:: Available records

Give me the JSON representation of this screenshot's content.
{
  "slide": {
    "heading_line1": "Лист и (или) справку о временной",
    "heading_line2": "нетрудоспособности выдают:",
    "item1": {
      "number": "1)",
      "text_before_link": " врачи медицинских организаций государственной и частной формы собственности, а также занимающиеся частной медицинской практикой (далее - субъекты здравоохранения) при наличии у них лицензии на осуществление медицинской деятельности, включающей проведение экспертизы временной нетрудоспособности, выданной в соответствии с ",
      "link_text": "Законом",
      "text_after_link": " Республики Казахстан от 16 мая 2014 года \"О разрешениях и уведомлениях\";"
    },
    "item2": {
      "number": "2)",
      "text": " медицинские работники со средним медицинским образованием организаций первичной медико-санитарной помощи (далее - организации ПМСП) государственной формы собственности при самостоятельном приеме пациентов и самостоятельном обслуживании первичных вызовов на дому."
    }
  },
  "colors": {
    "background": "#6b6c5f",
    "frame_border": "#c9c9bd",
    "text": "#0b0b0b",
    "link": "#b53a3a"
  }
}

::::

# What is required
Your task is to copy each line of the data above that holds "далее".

# Exercise result
      "text_before_link": " врачи медицинских организаций государственной и частной формы собственности, а также занимающиеся частной медицинской практикой (далее - субъекты здравоохранения) при наличии у них лицензии на осуществление медицинской деятельности, включающей проведение экспертизы временной нетрудоспособности, выданной в соответствии с ",
      "text": " медицинские работники со средним медицинским образованием организаций первичной медико-санитарной помощи (далее - организации ПМСП) государственной формы собственности при самостоятельном приеме пациентов и самостоятельном обслуживании первичных вызовов на дому."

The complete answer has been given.